START DATA SECTION

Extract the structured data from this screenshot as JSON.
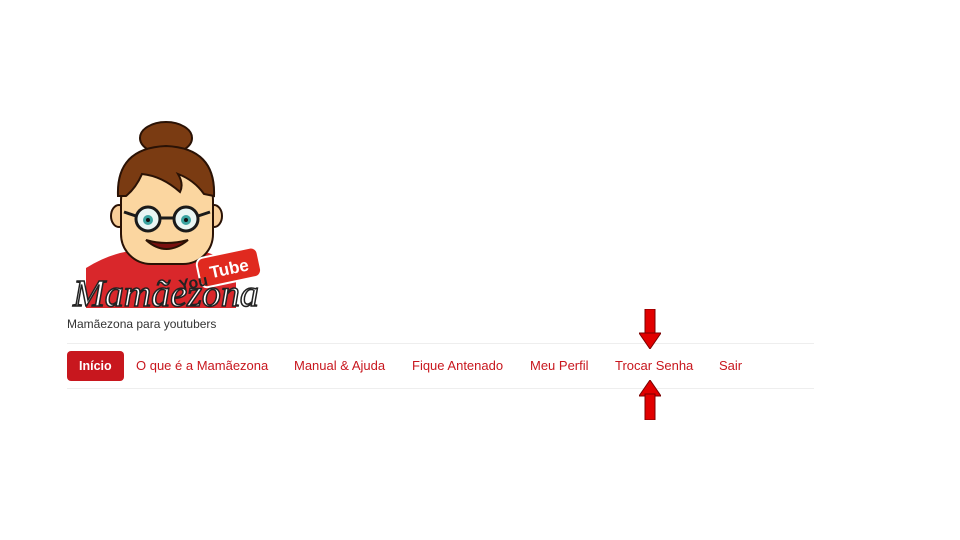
{
  "site": {
    "logo_text": "Mamãezona",
    "logo_badge": "YouTube",
    "tagline": "Mamãezona para youtubers"
  },
  "nav": {
    "items": [
      {
        "label": "Início",
        "active": true
      },
      {
        "label": "O que é a Mamãezona"
      },
      {
        "label": "Manual & Ajuda"
      },
      {
        "label": "Fique Antenado"
      },
      {
        "label": "Meu Perfil"
      },
      {
        "label": "Trocar Senha"
      },
      {
        "label": "Sair"
      }
    ]
  },
  "annotation": {
    "arrow_color": "#e10000",
    "target": "Trocar Senha"
  },
  "colors": {
    "accent": "#c8171e",
    "active_text": "#ffffff"
  }
}
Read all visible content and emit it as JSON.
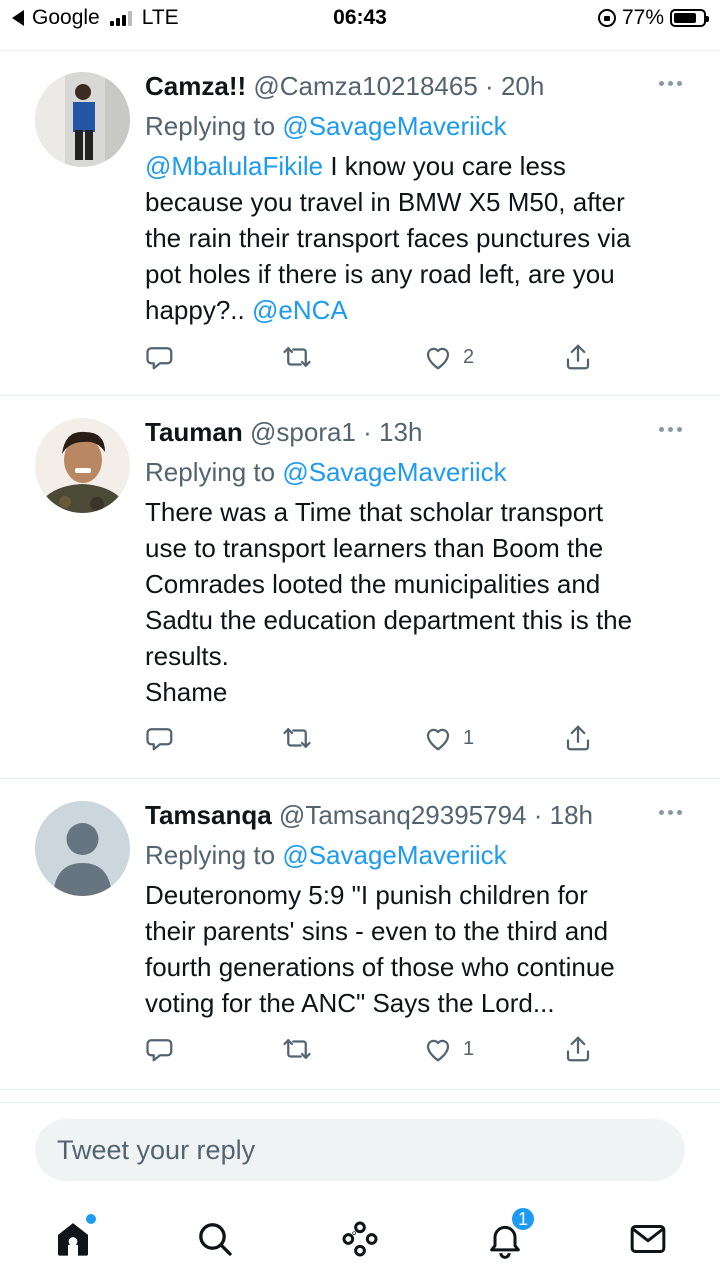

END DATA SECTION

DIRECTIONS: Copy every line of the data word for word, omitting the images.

FINISHED EXERCISE:
Extract the structured data from this screenshot as JSON.
{
  "site": {
    "logo_text": "Mamãezona",
    "logo_badge": "YouTube",
    "tagline": "Mamãezona para youtubers"
  },
  "nav": {
    "items": [
      {
        "label": "Início",
        "active": true
      },
      {
        "label": "O que é a Mamãezona"
      },
      {
        "label": "Manual & Ajuda"
      },
      {
        "label": "Fique Antenado"
      },
      {
        "label": "Meu Perfil"
      },
      {
        "label": "Trocar Senha"
      },
      {
        "label": "Sair"
      }
    ]
  },
  "annotation": {
    "arrow_color": "#e10000",
    "target": "Trocar Senha"
  },
  "colors": {
    "accent": "#c8171e",
    "active_text": "#ffffff"
  }
}
Read all visible content and emit it as JSON.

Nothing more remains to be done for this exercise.